***** RECORDS TO USE

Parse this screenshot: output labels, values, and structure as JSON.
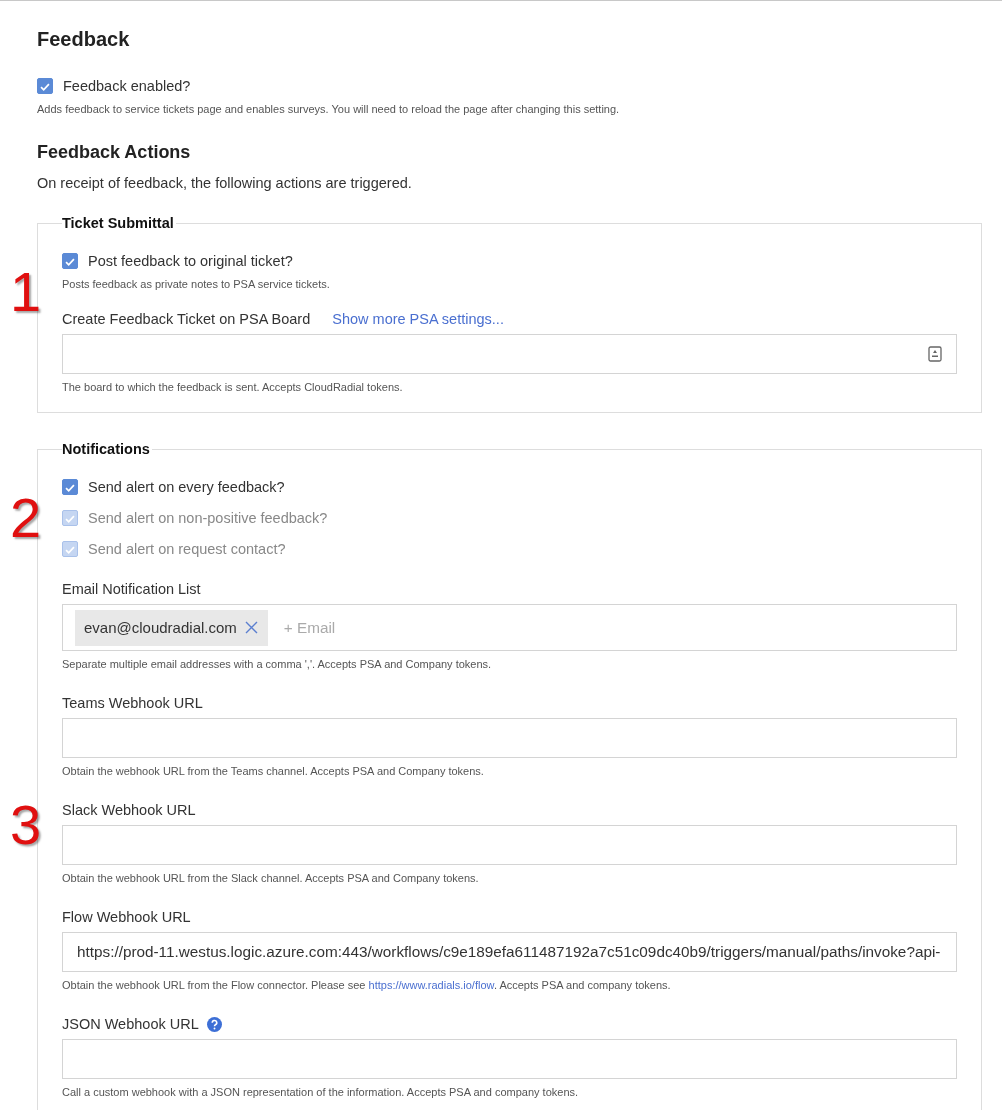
{
  "title": "Feedback",
  "feedback_enabled": {
    "label": "Feedback enabled?",
    "checked": true,
    "disabled": false,
    "hint": "Adds feedback to service tickets page and enables surveys. You will need to reload the page after changing this setting."
  },
  "actions": {
    "title": "Feedback Actions",
    "description": "On receipt of feedback, the following actions are triggered."
  },
  "sections": [
    {
      "title": "Ticket Submittal",
      "items": [
        {
          "kind": "checkbox",
          "label": "Post feedback to original ticket?",
          "checked": true,
          "disabled": false,
          "hint": "Posts feedback as private notes to PSA service tickets.",
          "annotation": "1"
        },
        {
          "kind": "board-field",
          "label": "Create Feedback Ticket on PSA Board",
          "link": "Show more PSA settings...",
          "hint": [
            {
              "text": "The board to which the feedback is sent. Accepts CloudRadial tokens."
            }
          ]
        }
      ]
    },
    {
      "title": "Notifications",
      "items": [
        {
          "kind": "checkbox",
          "label": "Send alert on every feedback?",
          "checked": true,
          "disabled": false
        },
        {
          "kind": "checkbox",
          "label": "Send alert on non-positive feedback?",
          "checked": true,
          "disabled": true,
          "annotation": "2"
        },
        {
          "kind": "checkbox",
          "label": "Send alert on request contact?",
          "checked": true,
          "disabled": true
        },
        {
          "kind": "tag-field",
          "label": "Email Notification List",
          "tags": [
            "evan@cloudradial.com"
          ],
          "placeholder": "+ Email",
          "hint": [
            {
              "text": "Separate multiple email addresses with a comma ','. Accepts PSA and Company tokens."
            }
          ]
        },
        {
          "kind": "field",
          "label": "Teams Webhook URL",
          "hint": [
            {
              "text": "Obtain the webhook URL from the Teams channel. Accepts PSA and Company tokens."
            }
          ]
        },
        {
          "kind": "field",
          "label": "Slack Webhook URL",
          "annotation": "3",
          "hint": [
            {
              "text": "Obtain the webhook URL from the Slack channel. Accepts PSA and Company tokens."
            }
          ]
        },
        {
          "kind": "field",
          "label": "Flow Webhook URL",
          "value": "https://prod-11.westus.logic.azure.com:443/workflows/c9e189efa611487192a7c51c09dc40b9/triggers/manual/paths/invoke?api-",
          "hint": [
            {
              "text": "Obtain the webhook URL from the Flow connector. Please see "
            },
            {
              "text": "https://www.radials.io/flow",
              "kind": "link"
            },
            {
              "text": ". Accepts PSA and company tokens."
            }
          ]
        },
        {
          "kind": "help-field",
          "label": "JSON Webhook URL",
          "hint": [
            {
              "text": "Call a custom webhook with a JSON representation of the information. Accepts PSA and company tokens."
            }
          ]
        }
      ]
    }
  ]
}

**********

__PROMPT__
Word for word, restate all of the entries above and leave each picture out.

__ANSWER FOR THIS EXERCISE__
Parse this screenshot: output labels, values, and structure as JSON.
{
  "title": "Feedback",
  "feedback_enabled": {
    "label": "Feedback enabled?",
    "checked": true,
    "disabled": false,
    "hint": "Adds feedback to service tickets page and enables surveys. You will need to reload the page after changing this setting."
  },
  "actions": {
    "title": "Feedback Actions",
    "description": "On receipt of feedback, the following actions are triggered."
  },
  "sections": [
    {
      "title": "Ticket Submittal",
      "items": [
        {
          "kind": "checkbox",
          "label": "Post feedback to original ticket?",
          "checked": true,
          "disabled": false,
          "hint": "Posts feedback as private notes to PSA service tickets.",
          "annotation": "1"
        },
        {
          "kind": "board-field",
          "label": "Create Feedback Ticket on PSA Board",
          "link": "Show more PSA settings...",
          "hint": [
            {
              "text": "The board to which the feedback is sent. Accepts CloudRadial tokens."
            }
          ]
        }
      ]
    },
    {
      "title": "Notifications",
      "items": [
        {
          "kind": "checkbox",
          "label": "Send alert on every feedback?",
          "checked": true,
          "disabled": false
        },
        {
          "kind": "checkbox",
          "label": "Send alert on non-positive feedback?",
          "checked": true,
          "disabled": true,
          "annotation": "2"
        },
        {
          "kind": "checkbox",
          "label": "Send alert on request contact?",
          "checked": true,
          "disabled": true
        },
        {
          "kind": "tag-field",
          "label": "Email Notification List",
          "tags": [
            "evan@cloudradial.com"
          ],
          "placeholder": "+ Email",
          "hint": [
            {
              "text": "Separate multiple email addresses with a comma ','. Accepts PSA and Company tokens."
            }
          ]
        },
        {
          "kind": "field",
          "label": "Teams Webhook URL",
          "hint": [
            {
              "text": "Obtain the webhook URL from the Teams channel. Accepts PSA and Company tokens."
            }
          ]
        },
        {
          "kind": "field",
          "label": "Slack Webhook URL",
          "annotation": "3",
          "hint": [
            {
              "text": "Obtain the webhook URL from the Slack channel. Accepts PSA and Company tokens."
            }
          ]
        },
        {
          "kind": "field",
          "label": "Flow Webhook URL",
          "value": "https://prod-11.westus.logic.azure.com:443/workflows/c9e189efa611487192a7c51c09dc40b9/triggers/manual/paths/invoke?api-",
          "hint": [
            {
              "text": "Obtain the webhook URL from the Flow connector. Please see "
            },
            {
              "text": "https://www.radials.io/flow",
              "kind": "link"
            },
            {
              "text": ". Accepts PSA and company tokens."
            }
          ]
        },
        {
          "kind": "help-field",
          "label": "JSON Webhook URL",
          "hint": [
            {
              "text": "Call a custom webhook with a JSON representation of the information. Accepts PSA and company tokens."
            }
          ]
        }
      ]
    }
  ]
}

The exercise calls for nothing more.